→ Entries shown
[Start of Attachment]

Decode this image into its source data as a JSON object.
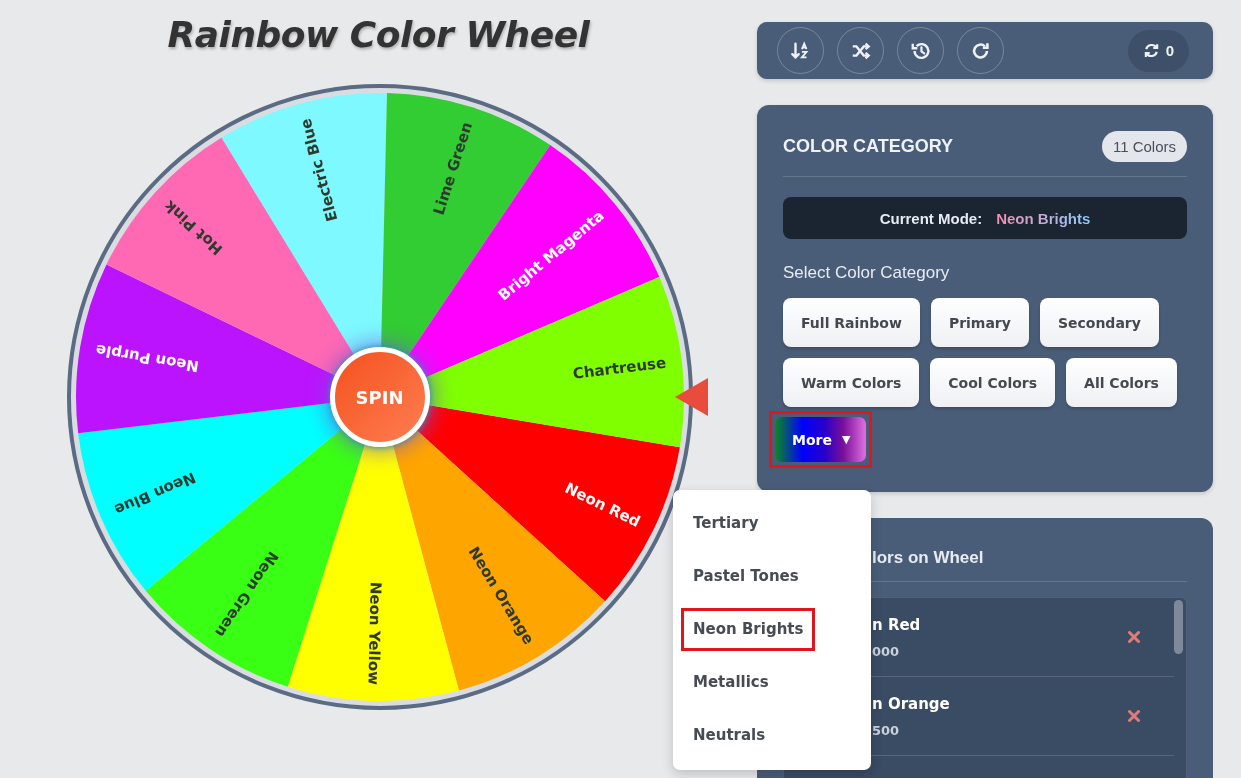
{
  "title": "Rainbow Color Wheel",
  "wheel": {
    "spin_label": "SPIN",
    "segments": [
      {
        "label": "Neon Red",
        "color": "#ff0000"
      },
      {
        "label": "Neon Orange",
        "color": "#ffa500"
      },
      {
        "label": "Neon Yellow",
        "color": "#ffff00"
      },
      {
        "label": "Neon Green",
        "color": "#39ff14"
      },
      {
        "label": "Neon Blue",
        "color": "#00ffff"
      },
      {
        "label": "Neon Purple",
        "color": "#bc13fe"
      },
      {
        "label": "Hot Pink",
        "color": "#ff69b4"
      },
      {
        "label": "Electric Blue",
        "color": "#7df9ff"
      },
      {
        "label": "Lime Green",
        "color": "#32cd32"
      },
      {
        "label": "Bright Magenta",
        "color": "#ff00ff"
      },
      {
        "label": "Chartreuse",
        "color": "#7fff00"
      }
    ]
  },
  "toolbar": {
    "buttons": [
      {
        "kind": "sort"
      },
      {
        "kind": "shuffle"
      },
      {
        "kind": "history"
      },
      {
        "kind": "redo"
      }
    ],
    "spin_count": "0"
  },
  "category_panel": {
    "heading": "COLOR CATEGORY",
    "count_badge": "11 Colors",
    "mode_label": "Current Mode:",
    "mode_value": "Neon Brights",
    "select_label": "Select Color Category",
    "categories": [
      {
        "label": "Full Rainbow",
        "selected": false
      },
      {
        "label": "Primary",
        "selected": false
      },
      {
        "label": "Secondary",
        "selected": false
      },
      {
        "label": "Warm Colors",
        "selected": false
      },
      {
        "label": "Cool Colors",
        "selected": false
      },
      {
        "label": "All Colors",
        "selected": false
      }
    ],
    "more_button": {
      "label": "More",
      "caret": "▼",
      "highlighted": true
    }
  },
  "more_menu": {
    "items": [
      {
        "label": "Tertiary",
        "highlighted": false
      },
      {
        "label": "Pastel Tones",
        "highlighted": false
      },
      {
        "label": "Neon Brights",
        "highlighted": true
      },
      {
        "label": "Metallics",
        "highlighted": false
      },
      {
        "label": "Neutrals",
        "highlighted": false
      }
    ]
  },
  "colors_panel": {
    "heading": "lors on Wheel",
    "items": [
      {
        "name": "n Red",
        "code": "000"
      },
      {
        "name": "n Orange",
        "code": "500"
      }
    ]
  }
}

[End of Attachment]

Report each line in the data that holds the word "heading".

→ Written solution
    "heading": "COLOR CATEGORY",
    "heading": "lors on Wheel",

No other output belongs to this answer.